- TASK REQUIREMENTS: Write the data below out again in full, exactly as shown.

------------------------------------------------------------------------

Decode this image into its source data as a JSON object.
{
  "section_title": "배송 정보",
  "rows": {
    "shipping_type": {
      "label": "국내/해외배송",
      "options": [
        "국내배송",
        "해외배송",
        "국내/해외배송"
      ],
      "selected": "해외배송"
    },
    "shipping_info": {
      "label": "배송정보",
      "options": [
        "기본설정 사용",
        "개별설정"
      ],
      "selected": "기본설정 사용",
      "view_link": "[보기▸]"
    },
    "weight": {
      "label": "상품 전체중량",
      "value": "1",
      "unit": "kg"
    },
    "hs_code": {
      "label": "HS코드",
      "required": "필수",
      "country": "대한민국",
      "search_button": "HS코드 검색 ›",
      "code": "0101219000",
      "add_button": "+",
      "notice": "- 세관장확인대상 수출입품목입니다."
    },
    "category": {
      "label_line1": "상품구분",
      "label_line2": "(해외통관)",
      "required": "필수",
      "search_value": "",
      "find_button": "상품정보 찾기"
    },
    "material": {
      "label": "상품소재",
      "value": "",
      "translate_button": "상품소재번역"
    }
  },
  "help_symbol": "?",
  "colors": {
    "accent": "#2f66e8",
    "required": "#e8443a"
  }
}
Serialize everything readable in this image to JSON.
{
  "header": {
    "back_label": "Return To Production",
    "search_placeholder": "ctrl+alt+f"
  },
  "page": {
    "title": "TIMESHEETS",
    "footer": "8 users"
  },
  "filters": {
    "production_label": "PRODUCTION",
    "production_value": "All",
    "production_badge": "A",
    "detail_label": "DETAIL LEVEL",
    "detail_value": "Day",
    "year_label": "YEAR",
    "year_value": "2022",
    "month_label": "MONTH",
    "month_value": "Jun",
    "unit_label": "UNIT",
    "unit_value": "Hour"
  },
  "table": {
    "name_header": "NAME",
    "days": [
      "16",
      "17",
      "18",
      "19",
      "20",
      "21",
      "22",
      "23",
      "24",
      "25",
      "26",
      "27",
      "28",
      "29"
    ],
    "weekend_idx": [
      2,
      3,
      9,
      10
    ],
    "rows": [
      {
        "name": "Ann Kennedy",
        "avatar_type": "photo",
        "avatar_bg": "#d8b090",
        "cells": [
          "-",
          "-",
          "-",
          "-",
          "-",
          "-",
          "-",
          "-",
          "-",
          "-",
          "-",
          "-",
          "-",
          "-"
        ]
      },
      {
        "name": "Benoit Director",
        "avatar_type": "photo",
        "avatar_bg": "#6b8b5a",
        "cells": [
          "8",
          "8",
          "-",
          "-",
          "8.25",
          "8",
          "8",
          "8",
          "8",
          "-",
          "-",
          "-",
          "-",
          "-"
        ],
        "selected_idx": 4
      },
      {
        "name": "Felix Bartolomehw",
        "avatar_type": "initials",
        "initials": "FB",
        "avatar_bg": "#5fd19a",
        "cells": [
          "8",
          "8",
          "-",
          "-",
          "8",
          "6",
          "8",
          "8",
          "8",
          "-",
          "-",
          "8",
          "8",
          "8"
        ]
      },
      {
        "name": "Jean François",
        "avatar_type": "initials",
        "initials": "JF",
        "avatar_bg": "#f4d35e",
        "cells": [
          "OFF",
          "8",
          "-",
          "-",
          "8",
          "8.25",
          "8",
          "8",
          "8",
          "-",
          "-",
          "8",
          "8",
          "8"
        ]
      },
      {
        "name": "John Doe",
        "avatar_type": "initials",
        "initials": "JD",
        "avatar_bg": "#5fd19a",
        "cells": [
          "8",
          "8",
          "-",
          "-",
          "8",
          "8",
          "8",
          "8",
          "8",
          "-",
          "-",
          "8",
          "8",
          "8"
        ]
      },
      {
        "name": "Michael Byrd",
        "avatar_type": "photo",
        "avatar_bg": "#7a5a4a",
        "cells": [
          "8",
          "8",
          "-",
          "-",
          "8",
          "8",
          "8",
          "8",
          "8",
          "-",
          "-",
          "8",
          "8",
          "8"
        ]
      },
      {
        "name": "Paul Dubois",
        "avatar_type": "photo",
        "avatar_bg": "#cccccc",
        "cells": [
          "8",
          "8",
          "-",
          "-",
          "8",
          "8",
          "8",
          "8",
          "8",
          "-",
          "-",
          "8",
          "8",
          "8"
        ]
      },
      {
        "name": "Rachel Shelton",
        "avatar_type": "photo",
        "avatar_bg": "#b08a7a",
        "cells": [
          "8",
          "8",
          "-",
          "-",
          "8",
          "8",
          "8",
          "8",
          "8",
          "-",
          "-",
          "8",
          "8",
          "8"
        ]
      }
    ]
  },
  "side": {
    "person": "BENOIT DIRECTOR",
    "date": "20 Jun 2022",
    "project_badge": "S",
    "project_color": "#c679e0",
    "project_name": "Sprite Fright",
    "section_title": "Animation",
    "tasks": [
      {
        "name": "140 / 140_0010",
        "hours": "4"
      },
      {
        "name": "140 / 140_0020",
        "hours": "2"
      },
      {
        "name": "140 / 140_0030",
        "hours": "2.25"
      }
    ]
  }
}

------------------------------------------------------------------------

- ANSWER SPACE:
Decode this image into its source data as a JSON object.
{
  "section_title": "배송 정보",
  "rows": {
    "shipping_type": {
      "label": "국내/해외배송",
      "options": [
        "국내배송",
        "해외배송",
        "국내/해외배송"
      ],
      "selected": "해외배송"
    },
    "shipping_info": {
      "label": "배송정보",
      "options": [
        "기본설정 사용",
        "개별설정"
      ],
      "selected": "기본설정 사용",
      "view_link": "[보기▸]"
    },
    "weight": {
      "label": "상품 전체중량",
      "value": "1",
      "unit": "kg"
    },
    "hs_code": {
      "label": "HS코드",
      "required": "필수",
      "country": "대한민국",
      "search_button": "HS코드 검색 ›",
      "code": "0101219000",
      "add_button": "+",
      "notice": "- 세관장확인대상 수출입품목입니다."
    },
    "category": {
      "label_line1": "상품구분",
      "label_line2": "(해외통관)",
      "required": "필수",
      "search_value": "",
      "find_button": "상품정보 찾기"
    },
    "material": {
      "label": "상품소재",
      "value": "",
      "translate_button": "상품소재번역"
    }
  },
  "help_symbol": "?",
  "colors": {
    "accent": "#2f66e8",
    "required": "#e8443a"
  }
}
Serialize everything readable in this image to JSON.
{
  "header": {
    "back_label": "Return To Production",
    "search_placeholder": "ctrl+alt+f"
  },
  "page": {
    "title": "TIMESHEETS",
    "footer": "8 users"
  },
  "filters": {
    "production_label": "PRODUCTION",
    "production_value": "All",
    "production_badge": "A",
    "detail_label": "DETAIL LEVEL",
    "detail_value": "Day",
    "year_label": "YEAR",
    "year_value": "2022",
    "month_label": "MONTH",
    "month_value": "Jun",
    "unit_label": "UNIT",
    "unit_value": "Hour"
  },
  "table": {
    "name_header": "NAME",
    "days": [
      "16",
      "17",
      "18",
      "19",
      "20",
      "21",
      "22",
      "23",
      "24",
      "25",
      "26",
      "27",
      "28",
      "29"
    ],
    "weekend_idx": [
      2,
      3,
      9,
      10
    ],
    "rows": [
      {
        "name": "Ann Kennedy",
        "avatar_type": "photo",
        "avatar_bg": "#d8b090",
        "cells": [
          "-",
          "-",
          "-",
          "-",
          "-",
          "-",
          "-",
          "-",
          "-",
          "-",
          "-",
          "-",
          "-",
          "-"
        ]
      },
      {
        "name": "Benoit Director",
        "avatar_type": "photo",
        "avatar_bg": "#6b8b5a",
        "cells": [
          "8",
          "8",
          "-",
          "-",
          "8.25",
          "8",
          "8",
          "8",
          "8",
          "-",
          "-",
          "-",
          "-",
          "-"
        ],
        "selected_idx": 4
      },
      {
        "name": "Felix Bartolomehw",
        "avatar_type": "initials",
        "initials": "FB",
        "avatar_bg": "#5fd19a",
        "cells": [
          "8",
          "8",
          "-",
          "-",
          "8",
          "6",
          "8",
          "8",
          "8",
          "-",
          "-",
          "8",
          "8",
          "8"
        ]
      },
      {
        "name": "Jean François",
        "avatar_type": "initials",
        "initials": "JF",
        "avatar_bg": "#f4d35e",
        "cells": [
          "OFF",
          "8",
          "-",
          "-",
          "8",
          "8.25",
          "8",
          "8",
          "8",
          "-",
          "-",
          "8",
          "8",
          "8"
        ]
      },
      {
        "name": "John Doe",
        "avatar_type": "initials",
        "initials": "JD",
        "avatar_bg": "#5fd19a",
        "cells": [
          "8",
          "8",
          "-",
          "-",
          "8",
          "8",
          "8",
          "8",
          "8",
          "-",
          "-",
          "8",
          "8",
          "8"
        ]
      },
      {
        "name": "Michael Byrd",
        "avatar_type": "photo",
        "avatar_bg": "#7a5a4a",
        "cells": [
          "8",
          "8",
          "-",
          "-",
          "8",
          "8",
          "8",
          "8",
          "8",
          "-",
          "-",
          "8",
          "8",
          "8"
        ]
      },
      {
        "name": "Paul Dubois",
        "avatar_type": "photo",
        "avatar_bg": "#cccccc",
        "cells": [
          "8",
          "8",
          "-",
          "-",
          "8",
          "8",
          "8",
          "8",
          "8",
          "-",
          "-",
          "8",
          "8",
          "8"
        ]
      },
      {
        "name": "Rachel Shelton",
        "avatar_type": "photo",
        "avatar_bg": "#b08a7a",
        "cells": [
          "8",
          "8",
          "-",
          "-",
          "8",
          "8",
          "8",
          "8",
          "8",
          "-",
          "-",
          "8",
          "8",
          "8"
        ]
      }
    ]
  },
  "side": {
    "person": "BENOIT DIRECTOR",
    "date": "20 Jun 2022",
    "project_badge": "S",
    "project_color": "#c679e0",
    "project_name": "Sprite Fright",
    "section_title": "Animation",
    "tasks": [
      {
        "name": "140 / 140_0010",
        "hours": "4"
      },
      {
        "name": "140 / 140_0020",
        "hours": "2"
      },
      {
        "name": "140 / 140_0030",
        "hours": "2.25"
      }
    ]
  }
}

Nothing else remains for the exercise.